## PROBLEM
Set the following entries down again exactly, line by line.

## GIVEN ENTRIES

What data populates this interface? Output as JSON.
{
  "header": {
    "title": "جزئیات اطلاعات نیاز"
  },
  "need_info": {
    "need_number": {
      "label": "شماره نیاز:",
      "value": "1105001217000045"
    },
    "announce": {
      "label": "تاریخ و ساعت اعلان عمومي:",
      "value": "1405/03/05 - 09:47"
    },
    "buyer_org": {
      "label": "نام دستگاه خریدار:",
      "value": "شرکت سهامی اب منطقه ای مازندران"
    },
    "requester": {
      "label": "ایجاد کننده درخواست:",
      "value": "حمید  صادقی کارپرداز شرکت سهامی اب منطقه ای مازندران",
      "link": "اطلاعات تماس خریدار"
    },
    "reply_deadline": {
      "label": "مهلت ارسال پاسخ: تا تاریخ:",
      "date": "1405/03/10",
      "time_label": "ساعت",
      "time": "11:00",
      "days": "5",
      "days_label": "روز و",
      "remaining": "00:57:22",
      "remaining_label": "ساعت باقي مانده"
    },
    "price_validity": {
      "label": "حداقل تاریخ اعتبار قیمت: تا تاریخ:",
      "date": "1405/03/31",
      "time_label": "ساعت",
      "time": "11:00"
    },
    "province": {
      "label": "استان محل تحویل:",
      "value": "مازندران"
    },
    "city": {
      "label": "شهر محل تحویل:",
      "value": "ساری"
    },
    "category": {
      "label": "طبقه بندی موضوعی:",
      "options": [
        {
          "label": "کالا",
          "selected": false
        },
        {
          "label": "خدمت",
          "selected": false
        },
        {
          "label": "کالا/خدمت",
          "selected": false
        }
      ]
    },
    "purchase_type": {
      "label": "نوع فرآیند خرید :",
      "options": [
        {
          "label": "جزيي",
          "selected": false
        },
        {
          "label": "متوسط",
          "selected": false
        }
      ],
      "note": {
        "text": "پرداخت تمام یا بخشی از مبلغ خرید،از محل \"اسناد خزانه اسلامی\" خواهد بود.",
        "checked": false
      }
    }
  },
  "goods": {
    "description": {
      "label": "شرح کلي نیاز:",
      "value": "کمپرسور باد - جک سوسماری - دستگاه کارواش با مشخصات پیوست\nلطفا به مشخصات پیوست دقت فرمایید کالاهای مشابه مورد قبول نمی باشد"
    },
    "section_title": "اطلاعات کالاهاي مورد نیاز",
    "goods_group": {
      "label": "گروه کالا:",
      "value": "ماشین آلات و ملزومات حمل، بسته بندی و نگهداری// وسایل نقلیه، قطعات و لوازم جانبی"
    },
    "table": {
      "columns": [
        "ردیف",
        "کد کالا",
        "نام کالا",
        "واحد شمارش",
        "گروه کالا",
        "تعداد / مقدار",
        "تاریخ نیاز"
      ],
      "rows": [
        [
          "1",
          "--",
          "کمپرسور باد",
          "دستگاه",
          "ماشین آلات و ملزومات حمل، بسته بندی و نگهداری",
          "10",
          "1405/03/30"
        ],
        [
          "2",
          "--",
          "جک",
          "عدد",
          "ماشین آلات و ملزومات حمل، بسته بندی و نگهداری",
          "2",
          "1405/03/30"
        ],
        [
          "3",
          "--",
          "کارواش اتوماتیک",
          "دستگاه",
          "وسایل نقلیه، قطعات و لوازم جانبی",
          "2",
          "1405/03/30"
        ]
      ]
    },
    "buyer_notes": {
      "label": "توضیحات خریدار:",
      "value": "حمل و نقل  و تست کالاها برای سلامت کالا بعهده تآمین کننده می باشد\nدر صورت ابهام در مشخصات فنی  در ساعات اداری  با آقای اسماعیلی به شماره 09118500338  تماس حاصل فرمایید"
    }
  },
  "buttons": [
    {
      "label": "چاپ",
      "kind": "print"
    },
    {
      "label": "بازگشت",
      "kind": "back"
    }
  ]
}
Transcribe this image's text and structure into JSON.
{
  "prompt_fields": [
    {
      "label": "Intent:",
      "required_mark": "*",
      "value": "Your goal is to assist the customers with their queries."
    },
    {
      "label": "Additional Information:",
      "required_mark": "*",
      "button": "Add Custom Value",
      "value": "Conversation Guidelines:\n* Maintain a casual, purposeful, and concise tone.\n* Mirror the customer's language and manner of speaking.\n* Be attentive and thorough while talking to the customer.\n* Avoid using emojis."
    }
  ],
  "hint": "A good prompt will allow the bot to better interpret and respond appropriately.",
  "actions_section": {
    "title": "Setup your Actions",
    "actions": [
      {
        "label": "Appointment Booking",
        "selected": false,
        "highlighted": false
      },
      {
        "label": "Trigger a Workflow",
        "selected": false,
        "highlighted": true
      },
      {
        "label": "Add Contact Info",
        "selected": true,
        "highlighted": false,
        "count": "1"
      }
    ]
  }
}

## RESPONSE AREA
What data populates this interface? Output as JSON.
{
  "header": {
    "title": "جزئیات اطلاعات نیاز"
  },
  "need_info": {
    "need_number": {
      "label": "شماره نیاز:",
      "value": "1105001217000045"
    },
    "announce": {
      "label": "تاریخ و ساعت اعلان عمومي:",
      "value": "1405/03/05 - 09:47"
    },
    "buyer_org": {
      "label": "نام دستگاه خریدار:",
      "value": "شرکت سهامی اب منطقه ای مازندران"
    },
    "requester": {
      "label": "ایجاد کننده درخواست:",
      "value": "حمید  صادقی کارپرداز شرکت سهامی اب منطقه ای مازندران",
      "link": "اطلاعات تماس خریدار"
    },
    "reply_deadline": {
      "label": "مهلت ارسال پاسخ: تا تاریخ:",
      "date": "1405/03/10",
      "time_label": "ساعت",
      "time": "11:00",
      "days": "5",
      "days_label": "روز و",
      "remaining": "00:57:22",
      "remaining_label": "ساعت باقي مانده"
    },
    "price_validity": {
      "label": "حداقل تاریخ اعتبار قیمت: تا تاریخ:",
      "date": "1405/03/31",
      "time_label": "ساعت",
      "time": "11:00"
    },
    "province": {
      "label": "استان محل تحویل:",
      "value": "مازندران"
    },
    "city": {
      "label": "شهر محل تحویل:",
      "value": "ساری"
    },
    "category": {
      "label": "طبقه بندی موضوعی:",
      "options": [
        {
          "label": "کالا",
          "selected": false
        },
        {
          "label": "خدمت",
          "selected": false
        },
        {
          "label": "کالا/خدمت",
          "selected": false
        }
      ]
    },
    "purchase_type": {
      "label": "نوع فرآیند خرید :",
      "options": [
        {
          "label": "جزيي",
          "selected": false
        },
        {
          "label": "متوسط",
          "selected": false
        }
      ],
      "note": {
        "text": "پرداخت تمام یا بخشی از مبلغ خرید،از محل \"اسناد خزانه اسلامی\" خواهد بود.",
        "checked": false
      }
    }
  },
  "goods": {
    "description": {
      "label": "شرح کلي نیاز:",
      "value": "کمپرسور باد - جک سوسماری - دستگاه کارواش با مشخصات پیوست\nلطفا به مشخصات پیوست دقت فرمایید کالاهای مشابه مورد قبول نمی باشد"
    },
    "section_title": "اطلاعات کالاهاي مورد نیاز",
    "goods_group": {
      "label": "گروه کالا:",
      "value": "ماشین آلات و ملزومات حمل، بسته بندی و نگهداری// وسایل نقلیه، قطعات و لوازم جانبی"
    },
    "table": {
      "columns": [
        "ردیف",
        "کد کالا",
        "نام کالا",
        "واحد شمارش",
        "گروه کالا",
        "تعداد / مقدار",
        "تاریخ نیاز"
      ],
      "rows": [
        [
          "1",
          "--",
          "کمپرسور باد",
          "دستگاه",
          "ماشین آلات و ملزومات حمل، بسته بندی و نگهداری",
          "10",
          "1405/03/30"
        ],
        [
          "2",
          "--",
          "جک",
          "عدد",
          "ماشین آلات و ملزومات حمل، بسته بندی و نگهداری",
          "2",
          "1405/03/30"
        ],
        [
          "3",
          "--",
          "کارواش اتوماتیک",
          "دستگاه",
          "وسایل نقلیه، قطعات و لوازم جانبی",
          "2",
          "1405/03/30"
        ]
      ]
    },
    "buyer_notes": {
      "label": "توضیحات خریدار:",
      "value": "حمل و نقل  و تست کالاها برای سلامت کالا بعهده تآمین کننده می باشد\nدر صورت ابهام در مشخصات فنی  در ساعات اداری  با آقای اسماعیلی به شماره 09118500338  تماس حاصل فرمایید"
    }
  },
  "buttons": [
    {
      "label": "چاپ",
      "kind": "print"
    },
    {
      "label": "بازگشت",
      "kind": "back"
    }
  ]
}
Transcribe this image's text and structure into JSON.
{
  "prompt_fields": [
    {
      "label": "Intent:",
      "required_mark": "*",
      "value": "Your goal is to assist the customers with their queries."
    },
    {
      "label": "Additional Information:",
      "required_mark": "*",
      "button": "Add Custom Value",
      "value": "Conversation Guidelines:\n* Maintain a casual, purposeful, and concise tone.\n* Mirror the customer's language and manner of speaking.\n* Be attentive and thorough while talking to the customer.\n* Avoid using emojis."
    }
  ],
  "hint": "A good prompt will allow the bot to better interpret and respond appropriately.",
  "actions_section": {
    "title": "Setup your Actions",
    "actions": [
      {
        "label": "Appointment Booking",
        "selected": false,
        "highlighted": false
      },
      {
        "label": "Trigger a Workflow",
        "selected": false,
        "highlighted": true
      },
      {
        "label": "Add Contact Info",
        "selected": true,
        "highlighted": false,
        "count": "1"
      }
    ]
  }
}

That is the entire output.